Jesus did not commission 26 of the New Testament books. At least, there is no record of him doing so. This gives us an opportunity to understand the role of tradition. Let’s do a thought experiment:
What if Jesus didn’t want 26 of the books in the New Testament? Where would that leave us? What would we need to rely upon in order to be saved?
For those who believe in “Bible alone,” they can’t just say, “Well, he must have wanted all of the New Testament.” They have to prove that from the Bible. For example, Luke 1:1-4 says:
Since many have undertaken to set down an orderly account of the events that have been fulfilled among us, just as they were handed on to us by those who from the beginning were eyewitnesses and servants of the word, I too decided, after investigating everything carefully from the very first, to write an orderly account for you, most excellent Theophilus, so that you may know the truth concerning the things about which you have been instructed.
There is no mention of being commanded by Jesus to do this.
There is one exception: the book of Revelation. For example, in Revelation 1:10-19 John claims that Jesus commanded him to write what he had seen:
I was in the spirit on the Lord’s day, and I heard behind me a loud voice like a trumpet saying, “Write in a book what you see and send it to the seven churches, to Ephesus, to Smyrna, to Pergamum, to Thyatira, to Sardis, to Philadelphia, and to Laodicea.”
Then I turned to see whose voice it was that spoke to me, and on turning I saw seven golden lampstands, and in the midst of the lampstands I saw one like the Son of Man, clothed with a long robe and with a golden sash across his chest. His head and his hair were white as white wool, white as snow; his eyes were like a flame of fire, his feet were like burnished bronze, refined as in a furnace, and his voice was like the sound of many waters. In his right hand he held seven stars, and from his mouth came a sharp, two-edged sword, and his face was like the sun shining with full force.

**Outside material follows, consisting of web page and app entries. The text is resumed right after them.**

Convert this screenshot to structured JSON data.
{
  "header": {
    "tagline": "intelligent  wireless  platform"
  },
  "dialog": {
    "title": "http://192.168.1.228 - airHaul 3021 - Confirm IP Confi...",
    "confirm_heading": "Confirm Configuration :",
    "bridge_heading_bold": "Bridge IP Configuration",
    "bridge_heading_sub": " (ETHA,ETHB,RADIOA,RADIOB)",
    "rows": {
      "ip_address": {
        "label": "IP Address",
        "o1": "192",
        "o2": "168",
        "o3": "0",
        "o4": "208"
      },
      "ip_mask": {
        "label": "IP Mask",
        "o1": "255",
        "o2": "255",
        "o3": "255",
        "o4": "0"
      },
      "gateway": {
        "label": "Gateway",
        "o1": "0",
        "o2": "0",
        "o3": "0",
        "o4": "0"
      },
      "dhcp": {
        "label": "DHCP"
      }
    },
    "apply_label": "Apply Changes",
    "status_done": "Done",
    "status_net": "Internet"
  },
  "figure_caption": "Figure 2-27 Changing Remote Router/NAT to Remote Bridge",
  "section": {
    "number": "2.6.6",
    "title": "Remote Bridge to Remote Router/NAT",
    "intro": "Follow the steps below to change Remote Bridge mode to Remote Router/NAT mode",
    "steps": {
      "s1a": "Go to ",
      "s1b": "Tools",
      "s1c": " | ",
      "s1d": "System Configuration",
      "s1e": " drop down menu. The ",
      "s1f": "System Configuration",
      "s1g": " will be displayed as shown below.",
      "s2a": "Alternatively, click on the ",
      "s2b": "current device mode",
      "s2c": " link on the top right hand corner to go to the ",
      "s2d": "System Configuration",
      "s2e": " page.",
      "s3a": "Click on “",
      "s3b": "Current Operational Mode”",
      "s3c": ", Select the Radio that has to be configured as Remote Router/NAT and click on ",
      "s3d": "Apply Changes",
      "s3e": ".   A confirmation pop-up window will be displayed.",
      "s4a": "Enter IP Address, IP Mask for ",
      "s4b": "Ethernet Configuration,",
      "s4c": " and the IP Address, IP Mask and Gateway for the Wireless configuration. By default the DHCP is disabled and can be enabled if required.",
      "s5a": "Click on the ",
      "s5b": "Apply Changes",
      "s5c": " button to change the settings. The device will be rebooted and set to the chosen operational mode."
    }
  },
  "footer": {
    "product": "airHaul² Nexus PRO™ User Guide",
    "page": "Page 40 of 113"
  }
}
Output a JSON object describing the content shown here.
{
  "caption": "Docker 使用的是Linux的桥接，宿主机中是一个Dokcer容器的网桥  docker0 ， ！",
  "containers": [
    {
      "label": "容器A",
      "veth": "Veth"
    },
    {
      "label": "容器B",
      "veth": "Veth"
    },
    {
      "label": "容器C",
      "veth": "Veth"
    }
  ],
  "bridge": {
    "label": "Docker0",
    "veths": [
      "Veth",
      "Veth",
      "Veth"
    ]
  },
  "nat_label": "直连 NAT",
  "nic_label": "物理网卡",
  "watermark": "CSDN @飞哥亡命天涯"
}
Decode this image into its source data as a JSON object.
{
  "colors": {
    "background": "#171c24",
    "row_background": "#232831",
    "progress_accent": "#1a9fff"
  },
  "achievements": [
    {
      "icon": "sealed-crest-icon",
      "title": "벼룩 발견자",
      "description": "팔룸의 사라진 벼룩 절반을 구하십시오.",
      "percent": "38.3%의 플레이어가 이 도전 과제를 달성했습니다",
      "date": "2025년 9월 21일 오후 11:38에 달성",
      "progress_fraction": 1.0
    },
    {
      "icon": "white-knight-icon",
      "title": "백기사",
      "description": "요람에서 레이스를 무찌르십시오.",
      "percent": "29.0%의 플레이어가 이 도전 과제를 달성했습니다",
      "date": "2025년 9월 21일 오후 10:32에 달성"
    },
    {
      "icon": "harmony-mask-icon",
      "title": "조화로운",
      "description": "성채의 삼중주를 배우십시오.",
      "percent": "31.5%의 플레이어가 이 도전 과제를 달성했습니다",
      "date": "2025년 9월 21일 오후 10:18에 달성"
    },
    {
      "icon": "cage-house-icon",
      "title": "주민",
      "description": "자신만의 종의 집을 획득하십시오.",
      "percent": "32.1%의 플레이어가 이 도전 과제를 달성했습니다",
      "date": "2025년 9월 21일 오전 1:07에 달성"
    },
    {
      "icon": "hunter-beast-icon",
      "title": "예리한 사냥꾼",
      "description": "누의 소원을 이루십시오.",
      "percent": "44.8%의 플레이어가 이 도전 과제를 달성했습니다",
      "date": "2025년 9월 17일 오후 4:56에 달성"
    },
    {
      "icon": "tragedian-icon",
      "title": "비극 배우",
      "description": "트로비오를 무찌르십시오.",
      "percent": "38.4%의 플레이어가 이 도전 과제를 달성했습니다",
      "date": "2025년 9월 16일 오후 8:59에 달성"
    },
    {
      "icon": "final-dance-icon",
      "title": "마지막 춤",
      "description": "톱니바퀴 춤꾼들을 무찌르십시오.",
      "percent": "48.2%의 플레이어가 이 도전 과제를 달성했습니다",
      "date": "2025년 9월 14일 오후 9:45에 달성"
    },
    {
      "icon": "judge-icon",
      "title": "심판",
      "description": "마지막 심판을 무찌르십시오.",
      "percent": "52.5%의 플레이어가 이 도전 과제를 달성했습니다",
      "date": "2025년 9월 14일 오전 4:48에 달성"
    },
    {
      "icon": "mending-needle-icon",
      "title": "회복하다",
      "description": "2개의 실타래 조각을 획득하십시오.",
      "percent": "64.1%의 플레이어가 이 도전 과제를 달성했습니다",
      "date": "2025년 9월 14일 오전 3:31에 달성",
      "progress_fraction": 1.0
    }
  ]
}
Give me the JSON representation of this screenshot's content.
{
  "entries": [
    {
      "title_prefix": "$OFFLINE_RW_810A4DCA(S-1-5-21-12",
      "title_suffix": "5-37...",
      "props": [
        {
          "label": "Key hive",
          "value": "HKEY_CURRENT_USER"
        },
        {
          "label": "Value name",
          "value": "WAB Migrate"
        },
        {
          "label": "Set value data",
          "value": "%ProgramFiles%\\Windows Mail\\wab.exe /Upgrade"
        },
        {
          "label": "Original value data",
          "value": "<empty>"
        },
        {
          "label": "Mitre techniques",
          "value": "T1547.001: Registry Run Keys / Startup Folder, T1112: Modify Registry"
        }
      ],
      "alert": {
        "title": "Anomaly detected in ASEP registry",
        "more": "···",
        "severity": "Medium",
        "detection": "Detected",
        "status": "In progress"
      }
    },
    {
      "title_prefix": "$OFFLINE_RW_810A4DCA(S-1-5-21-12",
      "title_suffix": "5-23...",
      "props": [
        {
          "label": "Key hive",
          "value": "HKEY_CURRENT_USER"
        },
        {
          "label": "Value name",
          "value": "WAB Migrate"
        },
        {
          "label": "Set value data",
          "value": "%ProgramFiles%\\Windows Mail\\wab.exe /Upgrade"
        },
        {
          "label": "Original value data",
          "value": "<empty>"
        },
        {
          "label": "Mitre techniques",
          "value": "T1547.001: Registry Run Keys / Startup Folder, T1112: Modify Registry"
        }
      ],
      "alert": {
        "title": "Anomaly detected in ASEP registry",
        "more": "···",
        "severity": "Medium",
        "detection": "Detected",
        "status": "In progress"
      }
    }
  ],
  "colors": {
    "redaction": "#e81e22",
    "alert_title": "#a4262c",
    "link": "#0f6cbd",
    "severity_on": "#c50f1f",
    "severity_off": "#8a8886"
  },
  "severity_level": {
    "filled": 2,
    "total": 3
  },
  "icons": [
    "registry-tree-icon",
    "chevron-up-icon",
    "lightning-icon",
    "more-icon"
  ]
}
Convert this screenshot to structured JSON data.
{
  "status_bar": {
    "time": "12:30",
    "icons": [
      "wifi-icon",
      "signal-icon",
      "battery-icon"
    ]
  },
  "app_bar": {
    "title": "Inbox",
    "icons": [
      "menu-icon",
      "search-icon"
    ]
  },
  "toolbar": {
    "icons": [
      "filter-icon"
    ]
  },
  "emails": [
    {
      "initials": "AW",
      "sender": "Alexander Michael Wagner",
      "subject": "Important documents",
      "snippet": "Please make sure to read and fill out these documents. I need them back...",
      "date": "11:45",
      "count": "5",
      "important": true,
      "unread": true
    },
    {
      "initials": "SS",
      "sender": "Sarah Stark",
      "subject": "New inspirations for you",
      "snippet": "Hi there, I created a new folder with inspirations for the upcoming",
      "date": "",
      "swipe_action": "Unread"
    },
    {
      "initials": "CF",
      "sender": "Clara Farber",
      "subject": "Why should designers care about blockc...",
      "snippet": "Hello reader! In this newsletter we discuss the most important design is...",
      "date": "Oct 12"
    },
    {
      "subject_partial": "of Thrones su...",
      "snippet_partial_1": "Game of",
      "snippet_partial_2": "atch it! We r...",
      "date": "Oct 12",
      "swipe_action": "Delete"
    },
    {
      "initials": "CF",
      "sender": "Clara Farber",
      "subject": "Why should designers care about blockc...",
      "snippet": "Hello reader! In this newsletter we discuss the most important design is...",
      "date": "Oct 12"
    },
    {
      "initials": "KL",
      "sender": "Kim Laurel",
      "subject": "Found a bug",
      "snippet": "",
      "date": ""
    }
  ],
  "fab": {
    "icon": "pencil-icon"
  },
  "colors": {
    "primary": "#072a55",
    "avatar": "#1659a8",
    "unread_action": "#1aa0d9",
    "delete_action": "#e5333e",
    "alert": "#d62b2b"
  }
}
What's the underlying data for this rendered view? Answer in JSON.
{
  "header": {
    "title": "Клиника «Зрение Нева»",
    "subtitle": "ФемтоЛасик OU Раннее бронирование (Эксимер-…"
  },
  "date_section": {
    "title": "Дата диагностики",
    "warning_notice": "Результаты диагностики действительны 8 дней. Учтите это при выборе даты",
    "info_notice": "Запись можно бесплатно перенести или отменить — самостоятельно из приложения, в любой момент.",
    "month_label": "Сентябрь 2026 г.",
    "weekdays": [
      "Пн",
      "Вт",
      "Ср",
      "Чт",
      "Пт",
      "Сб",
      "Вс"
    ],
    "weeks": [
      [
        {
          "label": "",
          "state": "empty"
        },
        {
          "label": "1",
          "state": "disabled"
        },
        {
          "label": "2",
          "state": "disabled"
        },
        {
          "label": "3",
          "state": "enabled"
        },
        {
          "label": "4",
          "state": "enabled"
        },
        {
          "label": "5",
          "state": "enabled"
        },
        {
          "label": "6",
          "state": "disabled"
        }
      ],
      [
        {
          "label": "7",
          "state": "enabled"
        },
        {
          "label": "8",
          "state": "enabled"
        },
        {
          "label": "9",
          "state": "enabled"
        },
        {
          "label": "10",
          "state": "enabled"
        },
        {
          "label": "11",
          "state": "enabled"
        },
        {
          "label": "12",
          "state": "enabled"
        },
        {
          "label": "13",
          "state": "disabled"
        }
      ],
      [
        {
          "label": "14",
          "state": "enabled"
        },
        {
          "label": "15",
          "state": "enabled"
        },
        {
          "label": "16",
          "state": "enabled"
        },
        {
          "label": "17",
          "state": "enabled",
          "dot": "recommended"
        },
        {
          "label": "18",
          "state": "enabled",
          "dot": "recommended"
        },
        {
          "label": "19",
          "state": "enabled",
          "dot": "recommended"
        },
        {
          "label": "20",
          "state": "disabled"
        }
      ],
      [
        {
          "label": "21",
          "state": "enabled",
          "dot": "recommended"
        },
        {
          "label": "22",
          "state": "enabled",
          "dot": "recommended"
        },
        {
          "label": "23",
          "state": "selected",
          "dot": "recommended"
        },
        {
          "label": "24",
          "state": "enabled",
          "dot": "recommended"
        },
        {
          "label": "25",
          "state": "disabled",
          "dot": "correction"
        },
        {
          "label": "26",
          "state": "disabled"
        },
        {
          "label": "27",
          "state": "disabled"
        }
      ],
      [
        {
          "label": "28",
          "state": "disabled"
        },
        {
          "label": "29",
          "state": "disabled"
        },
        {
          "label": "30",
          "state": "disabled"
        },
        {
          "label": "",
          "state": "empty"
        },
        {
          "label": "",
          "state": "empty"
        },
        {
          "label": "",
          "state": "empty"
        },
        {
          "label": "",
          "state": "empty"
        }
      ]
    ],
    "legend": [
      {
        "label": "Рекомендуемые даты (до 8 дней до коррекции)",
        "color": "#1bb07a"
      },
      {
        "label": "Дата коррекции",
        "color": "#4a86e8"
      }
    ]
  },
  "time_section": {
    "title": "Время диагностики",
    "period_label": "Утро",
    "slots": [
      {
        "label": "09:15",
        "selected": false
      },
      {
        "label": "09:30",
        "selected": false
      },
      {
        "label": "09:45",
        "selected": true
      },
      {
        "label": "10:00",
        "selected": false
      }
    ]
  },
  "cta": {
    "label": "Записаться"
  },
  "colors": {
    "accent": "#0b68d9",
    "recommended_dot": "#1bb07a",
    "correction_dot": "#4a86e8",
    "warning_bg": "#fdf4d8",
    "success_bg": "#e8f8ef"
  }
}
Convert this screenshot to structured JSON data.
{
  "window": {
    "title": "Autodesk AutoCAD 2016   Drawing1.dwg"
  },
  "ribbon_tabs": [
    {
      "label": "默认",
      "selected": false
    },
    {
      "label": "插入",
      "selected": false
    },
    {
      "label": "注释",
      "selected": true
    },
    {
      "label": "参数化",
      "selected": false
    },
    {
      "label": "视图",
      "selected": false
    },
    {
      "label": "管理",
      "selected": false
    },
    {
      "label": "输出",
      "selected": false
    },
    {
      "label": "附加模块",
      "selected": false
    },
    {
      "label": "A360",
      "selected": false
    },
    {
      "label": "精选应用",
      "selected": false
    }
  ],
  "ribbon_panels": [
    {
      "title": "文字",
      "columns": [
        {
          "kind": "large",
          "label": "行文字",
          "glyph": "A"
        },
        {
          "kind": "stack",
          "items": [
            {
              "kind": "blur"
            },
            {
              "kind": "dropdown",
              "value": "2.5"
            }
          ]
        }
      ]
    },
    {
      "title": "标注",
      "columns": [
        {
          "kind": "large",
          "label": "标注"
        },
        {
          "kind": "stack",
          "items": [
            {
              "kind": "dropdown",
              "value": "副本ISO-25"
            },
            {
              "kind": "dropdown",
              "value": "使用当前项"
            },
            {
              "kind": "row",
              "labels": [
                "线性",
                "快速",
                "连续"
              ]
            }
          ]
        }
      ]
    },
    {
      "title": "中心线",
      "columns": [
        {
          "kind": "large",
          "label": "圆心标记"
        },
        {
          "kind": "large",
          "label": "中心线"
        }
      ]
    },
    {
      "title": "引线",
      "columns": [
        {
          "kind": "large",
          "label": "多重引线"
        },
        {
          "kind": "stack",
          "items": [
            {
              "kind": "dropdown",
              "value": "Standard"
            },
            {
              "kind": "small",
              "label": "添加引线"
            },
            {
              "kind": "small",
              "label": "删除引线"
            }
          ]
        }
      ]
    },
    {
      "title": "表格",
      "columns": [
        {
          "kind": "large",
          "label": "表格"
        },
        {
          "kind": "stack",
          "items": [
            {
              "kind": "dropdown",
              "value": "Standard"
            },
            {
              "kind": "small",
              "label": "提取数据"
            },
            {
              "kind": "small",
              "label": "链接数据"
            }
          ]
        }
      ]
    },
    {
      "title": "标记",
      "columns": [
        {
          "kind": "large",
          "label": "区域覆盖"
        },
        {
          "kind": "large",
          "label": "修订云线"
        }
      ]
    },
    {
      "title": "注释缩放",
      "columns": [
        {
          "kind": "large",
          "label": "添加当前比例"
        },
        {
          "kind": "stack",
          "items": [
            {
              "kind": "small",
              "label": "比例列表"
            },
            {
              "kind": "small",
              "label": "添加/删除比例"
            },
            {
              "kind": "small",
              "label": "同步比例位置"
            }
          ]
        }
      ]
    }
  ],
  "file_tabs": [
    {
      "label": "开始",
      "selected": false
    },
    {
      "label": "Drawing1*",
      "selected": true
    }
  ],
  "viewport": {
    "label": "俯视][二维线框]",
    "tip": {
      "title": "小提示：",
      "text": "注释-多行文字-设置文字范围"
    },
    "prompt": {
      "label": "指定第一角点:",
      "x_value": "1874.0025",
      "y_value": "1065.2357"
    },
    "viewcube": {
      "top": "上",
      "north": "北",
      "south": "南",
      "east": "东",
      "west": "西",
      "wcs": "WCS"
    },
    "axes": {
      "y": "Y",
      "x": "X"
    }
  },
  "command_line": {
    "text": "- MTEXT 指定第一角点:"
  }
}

When I saw him, I fell at his feet as though dead. But he placed his right hand on me, saying, “Do not be afraid; I am the first and the last, and the living one. I was dead, and see, I am alive forever and ever; and I have the keys of Death and of Hades. Now write what you have seen, what is, and what is to take place after this…”
There are a few other places in Revelation where John is specifically commanded to write, and one where he is commanded to not write. This strikes me as evidence that proves the rule. Based on Revelation, we know that Jesus could have explicitly commissioned the other 26 books, yet there is no evidence for it. Here are two searches, one for the word write and the other for the word writing.
Remember, the reason for this post is not to challenge the legitimacy of the New Testament. I only want people to think about it in a new way. We know about Revelation, but what about the other 26 books? What is the method we use to know that Jesus wanted those books? How were those books chosen to be part of the infallible canon, and who did the infallible choosing? If those books did not exist, what would we need to rely upon to be saved?